Fiction – paperback; Penguin Books; 336 pages; 2006.
When 84-year-old British-based Ukrainian widower Nikolai Mayevskyj announces that he is in love with a woman young enough to be his daughter eyebrows are raised. But when he marries the object of his affections — the delightfully eccentric Valentina, a gold-digging Ukrainian with a pair of over-sized breasts, bottle-blonde hair and a rocket-like mission to obtain a British passport — all hell breaks loose.
Nikolai’s daughters, the upstanding divorcee Vera and the left-wing sociologist Nadia, put their lifelong differences aside to protect their father from his own stupidity. The pair band together to thwart Valentina’s less than honourable schemes — with mixed results.
As Valentina bleeds Nikolai dry in pursuit of her much-desired Western lifestyle, the ostrich-like Nikolai concentrates not on reeling her in but in continuing to write his book about the history of tractors (hence this novel’s title).
Set in the Fenlands of England (more specifically Peterborough), A Short History of Tractors in Ukrainian is a delightfully comic novel about sibling rivalry, family ties and the secrets we keep.
But there’s a darker edge to this book, too.
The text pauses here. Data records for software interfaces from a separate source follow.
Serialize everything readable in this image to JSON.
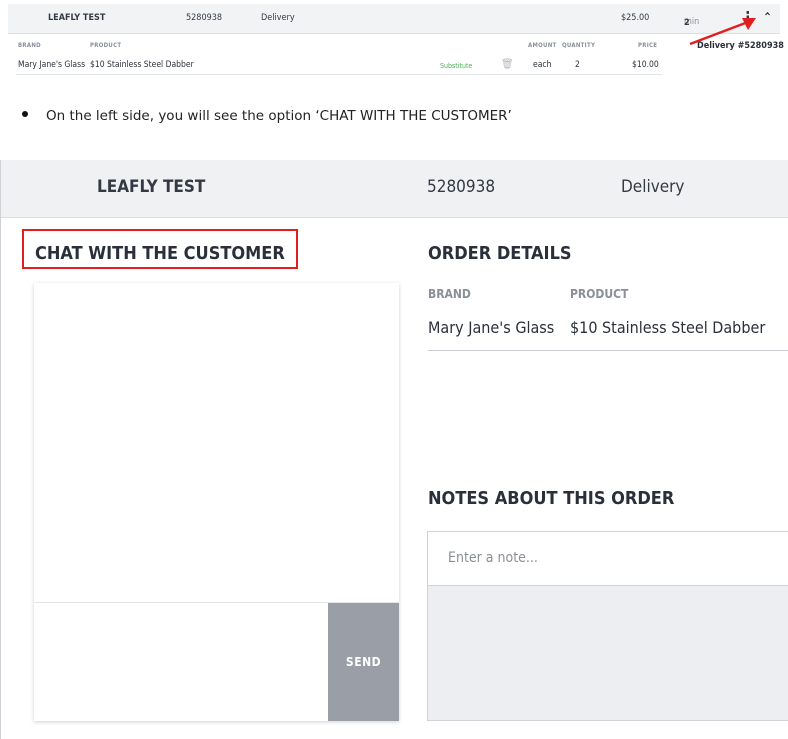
{
  "mini": {
    "customer_name": "LEAFLY TEST",
    "order_id": "5280938",
    "order_type": "Delivery",
    "total": "$25.00",
    "time_value": "2",
    "time_unit": "min",
    "more_icon": "vertical-dots-icon",
    "collapse_icon": "chevron-up-icon",
    "columns": {
      "brand": "BRAND",
      "product": "PRODUCT",
      "amount": "AMOUNT",
      "quantity": "QUANTITY",
      "price": "PRICE"
    },
    "item": {
      "brand": "Mary Jane's Glass",
      "product": "$10 Stainless Steel Dabber",
      "substitute": "Substitute",
      "amount": "each",
      "quantity": "2",
      "price": "$10.00"
    },
    "delivery_label": "Delivery #5280938",
    "arrow_color": "#e02020"
  },
  "instruction": "On the left side, you will see the option ‘CHAT WITH THE CUSTOMER’",
  "order": {
    "customer_name": "LEAFLY TEST",
    "order_id": "5280938",
    "order_type": "Delivery",
    "chat_title": "CHAT WITH THE CUSTOMER",
    "send_label": "SEND",
    "order_details_title": "ORDER DETAILS",
    "columns": {
      "brand": "BRAND",
      "product": "PRODUCT"
    },
    "item": {
      "brand": "Mary Jane's Glass",
      "product": "$10 Stainless Steel Dabber"
    },
    "notes_title": "NOTES ABOUT THIS ORDER",
    "note_placeholder": "Enter a note...",
    "highlight_color": "#e02020"
  }
}
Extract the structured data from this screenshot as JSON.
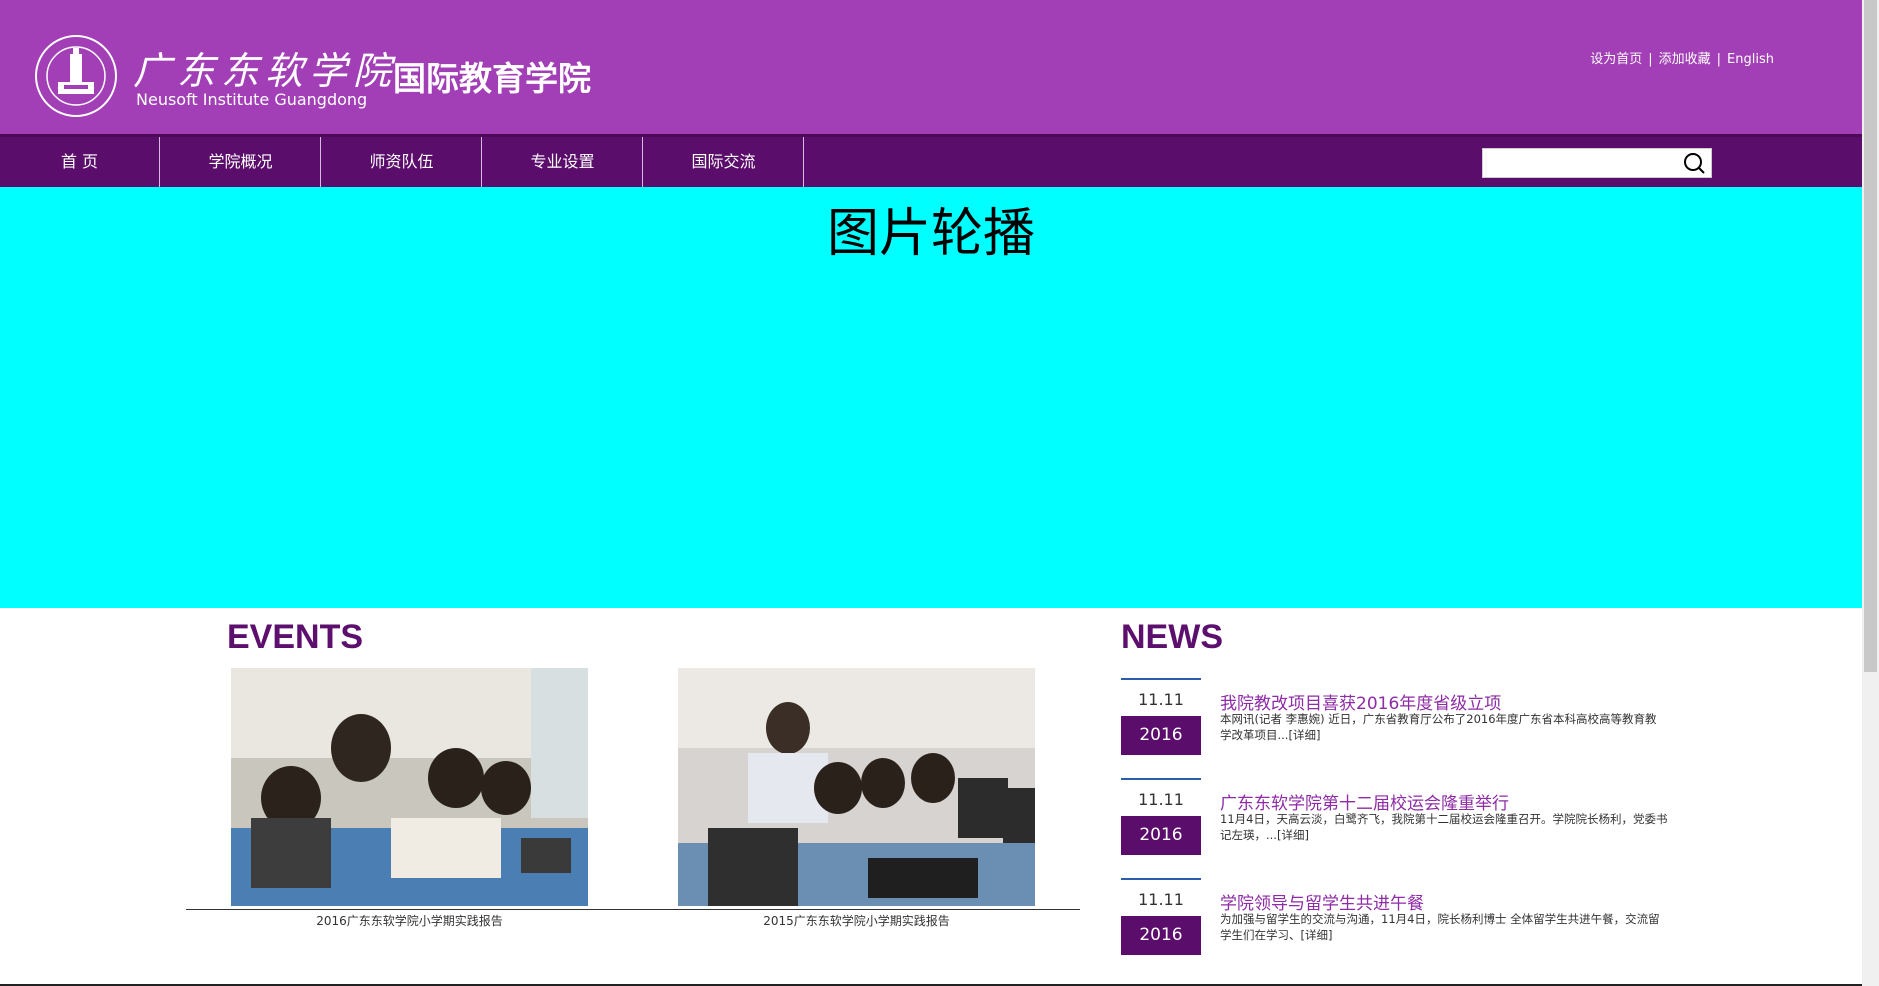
{
  "header": {
    "logo_cn": "广东东软学院",
    "logo_en": "Neusoft Institute Guangdong",
    "college_title": "国际教育学院",
    "top_links": [
      "设为首页",
      "添加收藏",
      "English"
    ]
  },
  "nav": {
    "items": [
      "首 页",
      "学院概况",
      "师资队伍",
      "专业设置",
      "国际交流"
    ],
    "search_placeholder": ""
  },
  "carousel": {
    "label": "图片轮播",
    "background": "#00ffff"
  },
  "events": {
    "title": "EVENTS",
    "items": [
      {
        "caption": "2016广东东软学院小学期实践报告"
      },
      {
        "caption": "2015广东东软学院小学期实践报告"
      }
    ]
  },
  "news": {
    "title": "NEWS",
    "items": [
      {
        "day": "11.11",
        "year": "2016",
        "title": "我院教改项目喜获2016年度省级立项",
        "summary": "本网讯(记者 李惠婉) 近日，广东省教育厅公布了2016年度广东省本科高校高等教育教学改革项目...",
        "more": "[详细]"
      },
      {
        "day": "11.11",
        "year": "2016",
        "title": "广东东软学院第十二届校运会隆重举行",
        "summary": "11月4日，天高云淡，白鹭齐飞，我院第十二届校运会隆重召开。学院院长杨利，党委书记左瑛，...",
        "more": "[详细]"
      },
      {
        "day": "11.11",
        "year": "2016",
        "title": "学院领导与留学生共进午餐",
        "summary": "为加强与留学生的交流与沟通，11月4日，院长杨利博士 全体留学生共进午餐，交流留学生们在学习、",
        "more": "[详细]"
      }
    ]
  },
  "colors": {
    "header_bg": "#a23fb6",
    "nav_bg": "#5b0d6b",
    "accent_title": "#5c0f6d",
    "news_link": "#8e2ba6"
  }
}
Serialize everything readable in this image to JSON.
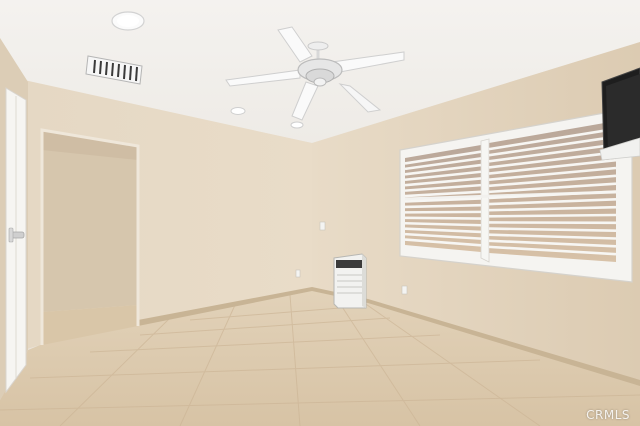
{
  "scene": {
    "description_colors": {
      "ceiling": "#f3f1ee",
      "wall_left": "#e3d6c2",
      "wall_back": "#e6d9c5",
      "wall_right": "#e2d3bc",
      "floor": "#dcc9ad",
      "baseboard": "#cdb99b",
      "trim_white": "#f7f7f5",
      "shutter": "#f4f3f0"
    },
    "icons": [
      "ceiling-fan-icon",
      "recessed-light-icon",
      "air-vent-icon",
      "wall-heater-icon",
      "tv-icon",
      "door-handle-icon"
    ]
  },
  "watermark": {
    "text": "CRMLS"
  }
}
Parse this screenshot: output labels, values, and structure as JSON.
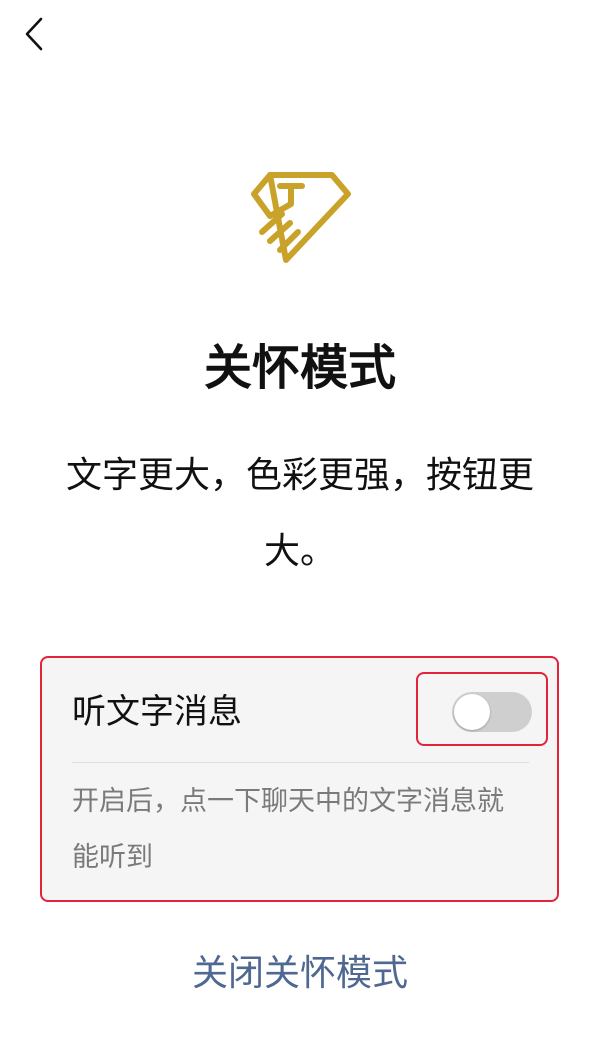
{
  "nav": {
    "back_icon": "chevron-left-icon"
  },
  "logo": {
    "icon": "care-hand-heart-icon",
    "color": "#c9a22a"
  },
  "title": "关怀模式",
  "description": "文字更大，色彩更强，按钮更大。",
  "setting": {
    "label": "听文字消息",
    "enabled": false,
    "description": "开启后，点一下聊天中的文字消息就能听到"
  },
  "close_link": "关闭关怀模式",
  "colors": {
    "highlight": "#e2233a",
    "link": "#4f6891",
    "toggle_off": "#cfcfcf"
  }
}
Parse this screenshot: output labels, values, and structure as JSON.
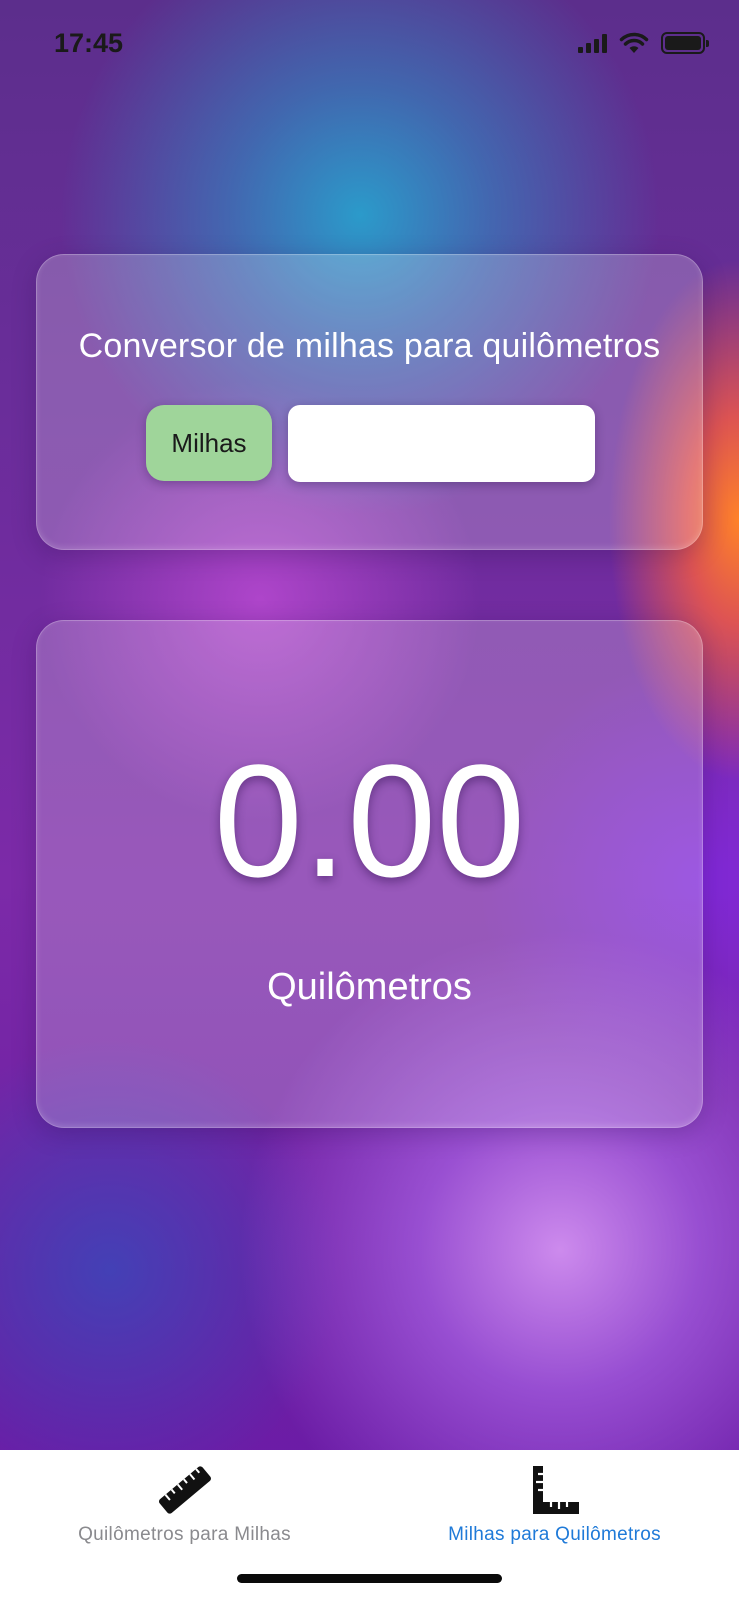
{
  "status_bar": {
    "time": "17:45",
    "icons": [
      "cellular-signal-icon",
      "wifi-icon",
      "battery-icon"
    ]
  },
  "converter": {
    "title": "Conversor de milhas para quilômetros",
    "unit_label": "Milhas",
    "input_value": "",
    "input_placeholder": "",
    "unit_label_color": "#9fd59a"
  },
  "result": {
    "value": "0.00",
    "unit": "Quilômetros"
  },
  "tab_bar": {
    "tabs": [
      {
        "label": "Quilômetros para Milhas",
        "icon": "ruler-icon",
        "selected": false
      },
      {
        "label": "Milhas para Quilômetros",
        "icon": "square-ruler-icon",
        "selected": true
      }
    ],
    "selected_color": "#1f7ad8",
    "unselected_color": "#8a8a8e"
  }
}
There’s plenty of social and political issues to give the story some gravitas – illegal immigration, spousal abuse and the greed and consumerism of the West to name but a few. The back story regarding the Mayevskyj family’s arrival in the UK, having survived internment in a German war camp, also provides much food for thought and is a nice balance to the slapstick comedy and social satire that permeates much of the book.
My only concern is that the novel is not entirely politically correct. For instance, Valentina, while a hilarious, if somewhat nasty, character is slightly stereotyped. However, given the author’s own Ukrainian background I think she has licence to poke fun at her own people, so I will forgive her this one foible!
Interestingly enough, I found A Short History of Tractors in Ukrainian to be in a similar vein to Carrie Tiffany’s Everyman’s Rules for Scientific Living — right down to the weird book title, Orange Prize nomination and agricultural references! Both are enjoyable reads with plenty of laughs and a touch of pathos.